It goes back to pre-Christianity and is generally considered as the ancient variation of spring-cleaning, carried out prior to the Winter Solstice when daylight hours shrink to just under seven and a half hours. With the arrival of Christianity the custom was rebranded as a homely preparation for the arrival of Mary, Joseph and the new-born baby, Jesus.
Some say that this whitewashing custom continues in some rural areas. If it does, I do not understand the household! Where it might endure in spirit is in the understandable desire to make the home tidy and comfy for friends and family who will visit throughout the holiday.
Candle light at the window
This is among the most well-observed of Irish Christmas customs and has actually altered little throughout the years other than in its increasing popularity. Just one candle used to be positioned in a window as a sign of welcome for Mary and Joseph on Christmas Eve however it prevails these days to see lit candles, typically electrically or battery powered, in all downstairs street-facing windows throughout the festive season. In some homes they are likewise put in upstairs windows.Holly A holly wreath

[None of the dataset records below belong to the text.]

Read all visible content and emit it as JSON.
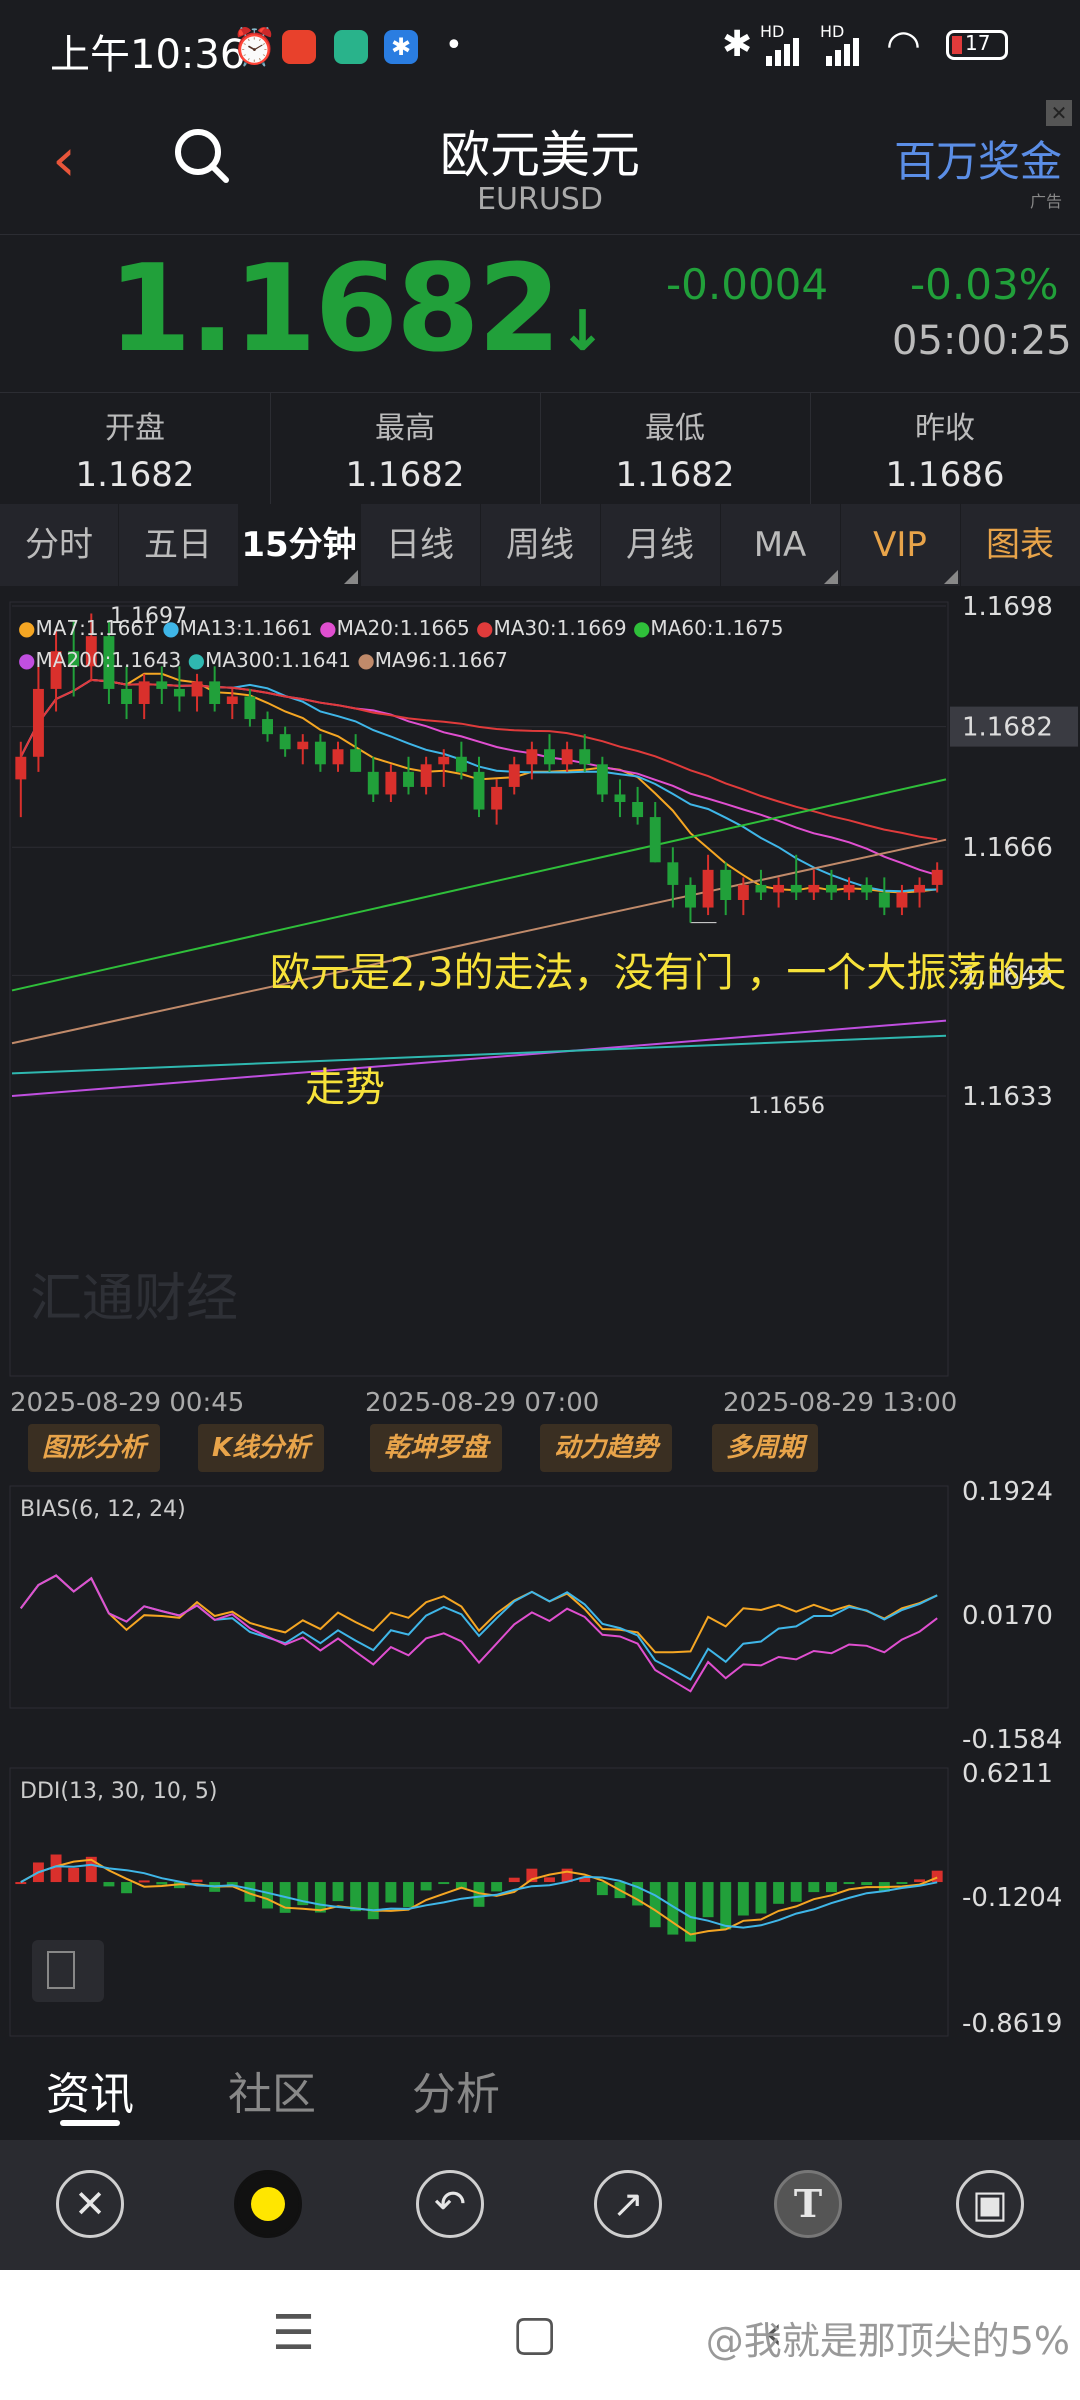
{
  "status": {
    "time": "上午10:36",
    "battery": "17",
    "signal1": "HD",
    "signal2": "HD"
  },
  "header": {
    "title": "欧元美元",
    "symbol": "EURUSD",
    "ad_text": "百万奖金",
    "ad_tag": "广告",
    "ad_close": "✕"
  },
  "quote": {
    "price": "1.1682",
    "arrow": "↓",
    "change": "-0.0004",
    "change_pct": "-0.03%",
    "time": "05:00:25",
    "cells": [
      {
        "label": "开盘",
        "value": "1.1682"
      },
      {
        "label": "最高",
        "value": "1.1682"
      },
      {
        "label": "最低",
        "value": "1.1682"
      },
      {
        "label": "昨收",
        "value": "1.1686"
      }
    ],
    "up_color": "#d9302c",
    "down_color": "#21a03a"
  },
  "tabs": [
    {
      "label": "分时",
      "active": false
    },
    {
      "label": "五日",
      "active": false
    },
    {
      "label": "15分钟",
      "active": true
    },
    {
      "label": "日线",
      "active": false
    },
    {
      "label": "周线",
      "active": false
    },
    {
      "label": "月线",
      "active": false
    },
    {
      "label": "MA",
      "active": false
    },
    {
      "label": "VIP",
      "active": false
    },
    {
      "label": "图表",
      "active": false
    }
  ],
  "main_chart": {
    "ma_legend": [
      {
        "text": "MA7:1.1661",
        "color": "#f5a623"
      },
      {
        "text": "MA13:1.1661",
        "color": "#3fb6e8"
      },
      {
        "text": "MA20:1.1665",
        "color": "#e04fd0"
      },
      {
        "text": "MA30:1.1669",
        "color": "#e03b3b"
      },
      {
        "text": "MA60:1.1675",
        "color": "#2fbf3a"
      },
      {
        "text": "MA200:1.1643",
        "color": "#c04fe0"
      },
      {
        "text": "MA300:1.1641",
        "color": "#2fb8b0"
      },
      {
        "text": "MA96:1.1667",
        "color": "#c08a6a"
      }
    ],
    "y_ticks": [
      "1.1698",
      "1.1682",
      "1.1666",
      "1.1649",
      "1.1633"
    ],
    "current_price_tag": "1.1682",
    "high_label": "1.1697",
    "low_label": "1.1656",
    "x_ticks": [
      "2025-08-29 00:45",
      "2025-08-29 07:00",
      "2025-08-29 13:00"
    ],
    "watermark": "汇通财经",
    "annotation_line1": "欧元是2,3的走法，没有门 ，一个大振荡的夫",
    "annotation_line2": "走势",
    "ylim": [
      1.1633,
      1.1698
    ]
  },
  "analysis_buttons": [
    "图形分析",
    "K线分析",
    "乾坤罗盘",
    "动力趋势",
    "多周期"
  ],
  "bias": {
    "label": "BIAS(6, 12, 24)",
    "y_ticks": [
      "0.1924",
      "0.0170",
      "-0.1584"
    ]
  },
  "ddi": {
    "label": "DDI(13, 30, 10, 5)",
    "y_ticks": [
      "0.6211",
      "-0.1204",
      "-0.8619"
    ]
  },
  "news_tabs": [
    {
      "label": "资讯",
      "active": true
    },
    {
      "label": "社区",
      "active": false
    },
    {
      "label": "分析",
      "active": false
    }
  ],
  "toolbar": {
    "close_icon": "✕",
    "undo_icon": "↶",
    "arrow_icon": "↗",
    "text_icon": "T",
    "save_icon": "▣",
    "color": "#ffe600"
  },
  "nav": {
    "menu_icon": "☰",
    "home_icon": "▢",
    "back_icon": "‹"
  },
  "watermark": "@我就是那顶尖的5%",
  "chart_data": [
    {
      "type": "candlestick",
      "title": "EURUSD 15分钟",
      "ylim": [
        1.1633,
        1.1698
      ],
      "x_ticks": [
        "2025-08-29 00:45",
        "2025-08-29 07:00",
        "2025-08-29 13:00"
      ],
      "candles": [
        [
          1.1675,
          1.168,
          1.167,
          1.1678
        ],
        [
          1.1678,
          1.169,
          1.1676,
          1.1687
        ],
        [
          1.1687,
          1.1695,
          1.1684,
          1.1692
        ],
        [
          1.1692,
          1.1696,
          1.1686,
          1.169
        ],
        [
          1.169,
          1.1697,
          1.1688,
          1.1694
        ],
        [
          1.1694,
          1.1696,
          1.1685,
          1.1687
        ],
        [
          1.1687,
          1.169,
          1.1683,
          1.1685
        ],
        [
          1.1685,
          1.1689,
          1.1683,
          1.1688
        ],
        [
          1.1688,
          1.169,
          1.1685,
          1.1687
        ],
        [
          1.1687,
          1.169,
          1.1684,
          1.1686
        ],
        [
          1.1686,
          1.1689,
          1.1684,
          1.1688
        ],
        [
          1.1688,
          1.169,
          1.1684,
          1.1685
        ],
        [
          1.1685,
          1.1687,
          1.1683,
          1.1686
        ],
        [
          1.1686,
          1.1687,
          1.1682,
          1.1683
        ],
        [
          1.1683,
          1.1684,
          1.168,
          1.1681
        ],
        [
          1.1681,
          1.1682,
          1.1678,
          1.1679
        ],
        [
          1.1679,
          1.1681,
          1.1677,
          1.168
        ],
        [
          1.168,
          1.1681,
          1.1676,
          1.1677
        ],
        [
          1.1677,
          1.168,
          1.1676,
          1.1679
        ],
        [
          1.1679,
          1.1681,
          1.1676,
          1.1676
        ],
        [
          1.1676,
          1.1678,
          1.1672,
          1.1673
        ],
        [
          1.1673,
          1.1677,
          1.1672,
          1.1676
        ],
        [
          1.1676,
          1.1678,
          1.1673,
          1.1674
        ],
        [
          1.1674,
          1.1678,
          1.1673,
          1.1677
        ],
        [
          1.1677,
          1.1679,
          1.1674,
          1.1678
        ],
        [
          1.1678,
          1.168,
          1.1675,
          1.1676
        ],
        [
          1.1676,
          1.1678,
          1.167,
          1.1671
        ],
        [
          1.1671,
          1.1675,
          1.1669,
          1.1674
        ],
        [
          1.1674,
          1.1678,
          1.1673,
          1.1677
        ],
        [
          1.1677,
          1.168,
          1.1675,
          1.1679
        ],
        [
          1.1679,
          1.1681,
          1.1676,
          1.1677
        ],
        [
          1.1677,
          1.168,
          1.1676,
          1.1679
        ],
        [
          1.1679,
          1.1681,
          1.1676,
          1.1677
        ],
        [
          1.1677,
          1.1678,
          1.1672,
          1.1673
        ],
        [
          1.1673,
          1.1675,
          1.167,
          1.1672
        ],
        [
          1.1672,
          1.1674,
          1.1669,
          1.167
        ],
        [
          1.167,
          1.1672,
          1.1664,
          1.1664
        ],
        [
          1.1664,
          1.1666,
          1.1658,
          1.1661
        ],
        [
          1.1661,
          1.1662,
          1.1656,
          1.1658
        ],
        [
          1.1658,
          1.1665,
          1.1657,
          1.1663
        ],
        [
          1.1663,
          1.1664,
          1.1657,
          1.1659
        ],
        [
          1.1659,
          1.1662,
          1.1657,
          1.1661
        ],
        [
          1.1661,
          1.1663,
          1.1659,
          1.166
        ],
        [
          1.166,
          1.1662,
          1.1658,
          1.1661
        ],
        [
          1.1661,
          1.1665,
          1.1659,
          1.166
        ],
        [
          1.166,
          1.1663,
          1.1659,
          1.1661
        ],
        [
          1.1661,
          1.1663,
          1.1659,
          1.166
        ],
        [
          1.166,
          1.1662,
          1.1659,
          1.1661
        ],
        [
          1.1661,
          1.1662,
          1.1659,
          1.166
        ],
        [
          1.166,
          1.1662,
          1.1657,
          1.1658
        ],
        [
          1.1658,
          1.1661,
          1.1657,
          1.166
        ],
        [
          1.166,
          1.1662,
          1.1658,
          1.1661
        ],
        [
          1.1661,
          1.1664,
          1.166,
          1.1663
        ]
      ]
    },
    {
      "type": "bar",
      "title": "DDI(13, 30, 10, 5)",
      "ylim": [
        -0.8619,
        0.6211
      ]
    }
  ]
}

remains a popular
front-door adornment and dates back to the days when the majority of our ancestors would have decorated their house with this freely readily available plant. My dear cousin Mary, having endured many austere years, was not one
for over-doing the Christmas decorations. The only hint of the season came in a single holly sprig, glossy and heavy with red berries, tactically put on the mantal above the range in her home near Bantry. Holly A holly wreath remains a popular front-door accessory and dates back to the days when most of our
forefathers would have decorated their home with this easily available plant. My dear cousin Mary, having actually lived through numerous austere years, was not one for over-doing the Christmas decors.
The only tip of the season was available in a single holly sprig, shiny and heavy with red berries, tactically placed on the
mantal above the stove in her house near Bantry. The crib I have never ever known my mother fail to produce a Christmas crib As a child, it was a reward to help her set it up and to choose
where to place the shepherds, the sheep and the donkey (we didn’t quite go to the 3 sensible men). The placing of Mary, Joseph and the child, Jesus, didn’t need much imaginative instructions, nevertheless. They got centre-stage on the straw-strewn miniature stable. Clearly. I sense that the baby crib in the house is among the Irish Christmas customs that might be on the wane. Not due to the fact that the religious element of the festivities has actually been absolutely
lost; Christmas stays essentially a spiritual holiday in Ireland. Possibly the little baby crib is thought about mess in houses that are often chock-a-block with people, provides, designs and food at this time of the year. Whether the crib-at-home is losing favour, there are
frequently larger-scale cribs atmospherically lit up in town centres and there is certainly always one in every Roman Catholic church. There’s even one to welcome guests as they step
out of Dublin Airport’s Arrivals Hall. Midnight mass Attending Midnight Mass on Christmas Eve is most likely the most commonly practiced of all Irish Christmas traditions. Generally the church will be packed to the rafters with the largest single churchgoers of the year and it is a particularly get-together, as families
that have come
together for the holiday meet friends and neighbours they may not have actually seen for a year. Although midnight mass is a spiritual occasion, it is one that non-religious folk often attend since they take pleasure in the possibility to sing some carols, often accompanied by live music, to exchange Christmas greetings and to play their part in their regional neighborhood. More about Irish Christmas customs